======== DATA EXTRACTS
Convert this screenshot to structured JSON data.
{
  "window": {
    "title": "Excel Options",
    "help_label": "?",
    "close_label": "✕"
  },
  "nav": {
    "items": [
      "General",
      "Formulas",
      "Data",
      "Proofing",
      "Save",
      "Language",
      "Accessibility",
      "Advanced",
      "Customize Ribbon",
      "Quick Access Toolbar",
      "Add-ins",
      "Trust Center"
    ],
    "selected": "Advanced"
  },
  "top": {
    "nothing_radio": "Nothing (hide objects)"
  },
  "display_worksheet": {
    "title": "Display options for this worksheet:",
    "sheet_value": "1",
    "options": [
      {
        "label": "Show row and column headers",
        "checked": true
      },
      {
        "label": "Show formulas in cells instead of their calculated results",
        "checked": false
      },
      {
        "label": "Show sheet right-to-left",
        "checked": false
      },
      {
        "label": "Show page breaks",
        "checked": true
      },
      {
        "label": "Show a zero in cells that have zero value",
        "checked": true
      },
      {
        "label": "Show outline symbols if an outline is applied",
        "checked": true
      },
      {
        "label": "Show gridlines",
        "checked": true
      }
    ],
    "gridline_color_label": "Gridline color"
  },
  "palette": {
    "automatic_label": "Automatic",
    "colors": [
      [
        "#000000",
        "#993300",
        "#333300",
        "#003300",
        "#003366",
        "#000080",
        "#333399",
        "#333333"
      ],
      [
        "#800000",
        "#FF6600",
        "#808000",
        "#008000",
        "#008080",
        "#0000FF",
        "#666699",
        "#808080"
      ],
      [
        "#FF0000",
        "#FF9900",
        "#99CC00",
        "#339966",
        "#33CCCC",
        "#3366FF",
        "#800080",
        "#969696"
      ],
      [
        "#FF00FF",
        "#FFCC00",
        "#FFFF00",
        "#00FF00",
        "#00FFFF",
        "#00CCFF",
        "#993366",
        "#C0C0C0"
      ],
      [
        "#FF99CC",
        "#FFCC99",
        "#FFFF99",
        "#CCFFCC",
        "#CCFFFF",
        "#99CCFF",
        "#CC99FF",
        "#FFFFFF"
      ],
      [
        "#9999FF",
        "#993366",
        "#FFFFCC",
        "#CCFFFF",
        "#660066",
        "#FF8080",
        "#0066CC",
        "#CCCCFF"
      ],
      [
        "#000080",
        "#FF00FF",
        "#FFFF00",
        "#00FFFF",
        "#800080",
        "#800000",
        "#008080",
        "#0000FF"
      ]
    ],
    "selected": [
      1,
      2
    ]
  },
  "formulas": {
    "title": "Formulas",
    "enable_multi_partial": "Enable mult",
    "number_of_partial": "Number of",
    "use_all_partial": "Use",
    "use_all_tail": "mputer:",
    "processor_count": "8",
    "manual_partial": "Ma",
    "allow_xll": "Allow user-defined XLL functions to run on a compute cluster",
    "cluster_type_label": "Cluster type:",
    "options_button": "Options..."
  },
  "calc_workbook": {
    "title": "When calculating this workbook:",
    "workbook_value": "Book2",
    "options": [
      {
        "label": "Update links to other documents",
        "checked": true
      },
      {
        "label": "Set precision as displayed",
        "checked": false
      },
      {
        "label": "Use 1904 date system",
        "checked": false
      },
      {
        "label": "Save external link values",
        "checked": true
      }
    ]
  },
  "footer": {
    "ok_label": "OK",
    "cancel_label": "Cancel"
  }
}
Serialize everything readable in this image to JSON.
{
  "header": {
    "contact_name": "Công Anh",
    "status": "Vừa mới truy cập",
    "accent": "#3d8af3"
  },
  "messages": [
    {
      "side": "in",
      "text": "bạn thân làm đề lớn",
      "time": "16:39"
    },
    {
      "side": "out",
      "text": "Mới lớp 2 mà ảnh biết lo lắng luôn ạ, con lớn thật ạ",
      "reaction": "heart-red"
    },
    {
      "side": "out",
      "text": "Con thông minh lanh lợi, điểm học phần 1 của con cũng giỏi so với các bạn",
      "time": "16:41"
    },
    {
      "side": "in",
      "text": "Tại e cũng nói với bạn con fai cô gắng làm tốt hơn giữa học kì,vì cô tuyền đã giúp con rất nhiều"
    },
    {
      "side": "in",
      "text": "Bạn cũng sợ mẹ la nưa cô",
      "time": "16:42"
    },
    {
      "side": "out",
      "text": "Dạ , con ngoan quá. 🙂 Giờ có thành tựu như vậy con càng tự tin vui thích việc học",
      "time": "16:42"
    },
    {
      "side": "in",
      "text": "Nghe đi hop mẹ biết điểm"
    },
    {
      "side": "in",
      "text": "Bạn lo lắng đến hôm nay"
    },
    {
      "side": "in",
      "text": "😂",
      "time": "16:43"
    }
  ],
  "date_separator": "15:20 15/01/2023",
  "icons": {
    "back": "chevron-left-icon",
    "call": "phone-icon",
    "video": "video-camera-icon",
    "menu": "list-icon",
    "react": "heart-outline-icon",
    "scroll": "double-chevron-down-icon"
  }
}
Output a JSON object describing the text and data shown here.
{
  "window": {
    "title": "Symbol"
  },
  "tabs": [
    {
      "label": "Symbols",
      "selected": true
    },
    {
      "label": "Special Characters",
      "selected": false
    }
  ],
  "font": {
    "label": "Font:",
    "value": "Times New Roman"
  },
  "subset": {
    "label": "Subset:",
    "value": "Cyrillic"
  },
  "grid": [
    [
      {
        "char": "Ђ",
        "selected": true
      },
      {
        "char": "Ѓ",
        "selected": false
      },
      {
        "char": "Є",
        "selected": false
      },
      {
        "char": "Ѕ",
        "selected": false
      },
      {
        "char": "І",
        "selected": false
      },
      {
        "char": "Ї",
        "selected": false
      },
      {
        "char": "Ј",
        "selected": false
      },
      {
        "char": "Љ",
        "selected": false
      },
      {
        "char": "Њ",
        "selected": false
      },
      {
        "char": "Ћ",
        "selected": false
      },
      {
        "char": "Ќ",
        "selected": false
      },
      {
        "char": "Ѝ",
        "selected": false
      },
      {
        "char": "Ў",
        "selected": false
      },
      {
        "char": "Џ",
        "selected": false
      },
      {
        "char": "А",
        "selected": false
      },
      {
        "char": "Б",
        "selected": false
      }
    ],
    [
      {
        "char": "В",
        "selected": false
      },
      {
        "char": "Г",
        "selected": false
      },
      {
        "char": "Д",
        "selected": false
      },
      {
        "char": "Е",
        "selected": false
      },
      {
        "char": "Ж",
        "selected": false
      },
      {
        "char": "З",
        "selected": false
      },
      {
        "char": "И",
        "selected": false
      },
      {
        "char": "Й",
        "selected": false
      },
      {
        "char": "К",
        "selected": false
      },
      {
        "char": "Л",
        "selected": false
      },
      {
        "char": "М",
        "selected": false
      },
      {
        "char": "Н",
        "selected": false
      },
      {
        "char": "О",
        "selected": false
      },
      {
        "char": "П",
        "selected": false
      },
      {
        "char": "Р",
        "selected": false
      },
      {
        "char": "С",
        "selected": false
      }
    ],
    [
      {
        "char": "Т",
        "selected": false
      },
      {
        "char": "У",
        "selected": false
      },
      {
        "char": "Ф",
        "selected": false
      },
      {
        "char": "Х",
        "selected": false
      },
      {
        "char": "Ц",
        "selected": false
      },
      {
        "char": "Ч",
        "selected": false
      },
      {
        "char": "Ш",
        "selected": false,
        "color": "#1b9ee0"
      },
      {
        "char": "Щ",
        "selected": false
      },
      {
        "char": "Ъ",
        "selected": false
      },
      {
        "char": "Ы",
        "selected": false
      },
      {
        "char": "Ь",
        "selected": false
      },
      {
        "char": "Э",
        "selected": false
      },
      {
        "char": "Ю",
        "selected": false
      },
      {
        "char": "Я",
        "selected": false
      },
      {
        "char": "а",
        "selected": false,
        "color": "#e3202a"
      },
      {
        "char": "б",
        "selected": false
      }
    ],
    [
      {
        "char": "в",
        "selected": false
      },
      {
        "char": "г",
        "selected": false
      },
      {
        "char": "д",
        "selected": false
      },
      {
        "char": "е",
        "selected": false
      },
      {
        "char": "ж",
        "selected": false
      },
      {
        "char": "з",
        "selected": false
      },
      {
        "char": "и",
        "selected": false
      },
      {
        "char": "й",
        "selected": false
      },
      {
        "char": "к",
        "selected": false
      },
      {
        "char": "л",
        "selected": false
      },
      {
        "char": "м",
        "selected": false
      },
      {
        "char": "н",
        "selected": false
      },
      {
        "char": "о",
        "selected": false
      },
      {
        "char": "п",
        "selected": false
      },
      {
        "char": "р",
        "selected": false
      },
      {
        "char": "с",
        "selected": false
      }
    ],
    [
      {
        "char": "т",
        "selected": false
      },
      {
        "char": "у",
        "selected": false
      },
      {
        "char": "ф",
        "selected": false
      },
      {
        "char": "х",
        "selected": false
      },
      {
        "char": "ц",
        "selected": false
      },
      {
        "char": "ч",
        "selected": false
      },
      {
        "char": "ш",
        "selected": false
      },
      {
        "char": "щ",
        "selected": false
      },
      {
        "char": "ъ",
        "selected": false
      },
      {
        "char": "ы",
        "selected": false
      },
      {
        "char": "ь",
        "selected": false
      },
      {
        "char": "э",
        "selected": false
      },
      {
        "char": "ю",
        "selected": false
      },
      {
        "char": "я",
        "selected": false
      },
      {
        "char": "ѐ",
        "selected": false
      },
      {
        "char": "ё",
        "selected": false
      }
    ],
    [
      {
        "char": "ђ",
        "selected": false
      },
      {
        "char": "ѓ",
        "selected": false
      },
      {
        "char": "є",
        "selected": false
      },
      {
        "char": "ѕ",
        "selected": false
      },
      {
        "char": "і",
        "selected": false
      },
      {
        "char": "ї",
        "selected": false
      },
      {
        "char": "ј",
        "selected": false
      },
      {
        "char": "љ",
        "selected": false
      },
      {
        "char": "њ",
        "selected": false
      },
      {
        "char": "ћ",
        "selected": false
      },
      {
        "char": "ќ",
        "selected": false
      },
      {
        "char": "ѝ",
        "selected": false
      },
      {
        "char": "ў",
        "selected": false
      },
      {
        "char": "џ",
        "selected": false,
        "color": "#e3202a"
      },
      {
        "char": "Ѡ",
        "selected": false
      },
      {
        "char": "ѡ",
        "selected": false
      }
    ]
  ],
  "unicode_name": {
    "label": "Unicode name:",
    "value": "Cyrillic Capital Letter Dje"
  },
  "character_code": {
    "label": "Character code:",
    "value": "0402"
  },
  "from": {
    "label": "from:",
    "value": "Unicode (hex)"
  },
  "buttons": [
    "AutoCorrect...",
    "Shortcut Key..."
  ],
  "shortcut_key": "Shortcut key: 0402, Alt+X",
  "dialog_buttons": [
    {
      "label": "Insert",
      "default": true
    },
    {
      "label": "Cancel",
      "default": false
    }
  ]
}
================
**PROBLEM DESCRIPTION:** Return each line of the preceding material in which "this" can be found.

**EXPECTED ANSWER:**
Convert this screenshot to structured JSON data.
    "title": "Display options for this worksheet:",
    "title": "When calculating this workbook:",
Serialize everything readable in this image to JSON.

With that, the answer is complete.